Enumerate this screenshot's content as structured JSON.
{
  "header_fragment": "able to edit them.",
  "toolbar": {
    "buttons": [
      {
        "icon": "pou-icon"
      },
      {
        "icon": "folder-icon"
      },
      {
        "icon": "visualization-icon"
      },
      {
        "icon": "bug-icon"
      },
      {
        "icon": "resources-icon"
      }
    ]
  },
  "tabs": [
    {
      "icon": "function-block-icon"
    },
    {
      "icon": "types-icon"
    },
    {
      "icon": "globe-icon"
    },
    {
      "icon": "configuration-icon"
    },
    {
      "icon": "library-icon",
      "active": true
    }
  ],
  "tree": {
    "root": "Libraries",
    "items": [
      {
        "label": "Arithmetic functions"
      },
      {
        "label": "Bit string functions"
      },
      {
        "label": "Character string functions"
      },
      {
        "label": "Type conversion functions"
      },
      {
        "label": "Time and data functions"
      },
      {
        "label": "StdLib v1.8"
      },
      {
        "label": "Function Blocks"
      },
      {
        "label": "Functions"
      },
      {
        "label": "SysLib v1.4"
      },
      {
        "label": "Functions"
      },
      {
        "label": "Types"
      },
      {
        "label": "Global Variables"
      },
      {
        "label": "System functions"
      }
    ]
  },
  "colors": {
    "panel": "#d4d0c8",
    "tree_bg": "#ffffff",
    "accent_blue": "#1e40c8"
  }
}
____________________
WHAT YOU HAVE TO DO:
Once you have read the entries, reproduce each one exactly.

WRITTEN ANSWER:
Enumerate this screenshot's content as structured JSON.
{
  "header_fragment": "able to edit them.",
  "toolbar": {
    "buttons": [
      {
        "icon": "pou-icon"
      },
      {
        "icon": "folder-icon"
      },
      {
        "icon": "visualization-icon"
      },
      {
        "icon": "bug-icon"
      },
      {
        "icon": "resources-icon"
      }
    ]
  },
  "tabs": [
    {
      "icon": "function-block-icon"
    },
    {
      "icon": "types-icon"
    },
    {
      "icon": "globe-icon"
    },
    {
      "icon": "configuration-icon"
    },
    {
      "icon": "library-icon",
      "active": true
    }
  ],
  "tree": {
    "root": "Libraries",
    "items": [
      {
        "label": "Arithmetic functions"
      },
      {
        "label": "Bit string functions"
      },
      {
        "label": "Character string functions"
      },
      {
        "label": "Type conversion functions"
      },
      {
        "label": "Time and data functions"
      },
      {
        "label": "StdLib v1.8"
      },
      {
        "label": "Function Blocks"
      },
      {
        "label": "Functions"
      },
      {
        "label": "SysLib v1.4"
      },
      {
        "label": "Functions"
      },
      {
        "label": "Types"
      },
      {
        "label": "Global Variables"
      },
      {
        "label": "System functions"
      }
    ]
  },
  "colors": {
    "panel": "#d4d0c8",
    "tree_bg": "#ffffff",
    "accent_blue": "#1e40c8"
  }
}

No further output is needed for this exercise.